That raises profound issues for Parliament. When section 2(2) of the 1972 Act has been employed as a basis for secondary legislation, it has been used to implement EU legislation that has already undergone considerable scrutiny at EU level (by member states and the European Parliament). In contrast, Parliament’s scrutiny of UK statutory instruments is widely regarded as seriously deficient (not least because there is no power to propose amendments).
It also raises important questions for Whitehall: in particular, it is not clear that the Government Legal Department (whose numbers have been very substantially reduced in recent years) will have the capacity to take on the amount of extra work that needs to be done, at least without a substantial recruitment campaign. And expertise in the numerous technical and policy areas affected cannot be acquired overnight.

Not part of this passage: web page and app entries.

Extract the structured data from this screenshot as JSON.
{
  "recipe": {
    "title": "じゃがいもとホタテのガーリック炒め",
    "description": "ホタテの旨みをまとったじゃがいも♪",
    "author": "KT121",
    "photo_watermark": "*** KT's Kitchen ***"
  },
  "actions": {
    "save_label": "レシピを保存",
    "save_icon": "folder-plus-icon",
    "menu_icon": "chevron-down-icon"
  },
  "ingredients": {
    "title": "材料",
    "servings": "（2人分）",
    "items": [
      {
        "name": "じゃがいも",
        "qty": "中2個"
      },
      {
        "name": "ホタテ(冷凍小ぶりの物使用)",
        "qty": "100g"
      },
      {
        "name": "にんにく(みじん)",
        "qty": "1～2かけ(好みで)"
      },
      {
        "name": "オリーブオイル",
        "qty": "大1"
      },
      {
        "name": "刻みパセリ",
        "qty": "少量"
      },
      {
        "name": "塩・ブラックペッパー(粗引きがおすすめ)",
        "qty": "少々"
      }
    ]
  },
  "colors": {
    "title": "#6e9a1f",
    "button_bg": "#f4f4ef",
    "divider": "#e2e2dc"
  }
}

So there is a serious risk that swathes of legislation, drafted in a hurry by overworked civil servants with inadequate knowledge of the areas concerned, will be waived through without Parliament having the means or capacity to scrutinise effectively what is being proposed. The extent of Parliamentary scrutiny depends on the terms of the parent act, and in most cases Parliament’s control is limited to approving, or rejecting, the instrument as laid before it: it cannot (except in very rare cases) amend or change it. Not only would that sit uneasily with many leavers’ concerns to improve democratic control of the executive and to restore Parliamentary sovereignty, but it would create the risk of generating serious costs for business in dealing with inadequate, unclear, or even perverse, legislation. The scale of the task of getting this right should not be underestimated by either Parliament or Whitehall. Parliament will need to make certain, as it considers the Great Repeal Bill, that the powers that the Bill is bound to confer on ministers should be exercisable only after proper scrutiny by Parliament and after wide consultation and careful consideration. If the price of a quick Brexit is rushed and incoherent legislation, prepared with inadequate democratic scrutiny and giving rise to substantial costs to business, even many leavers will wonder if that is a price worth paying.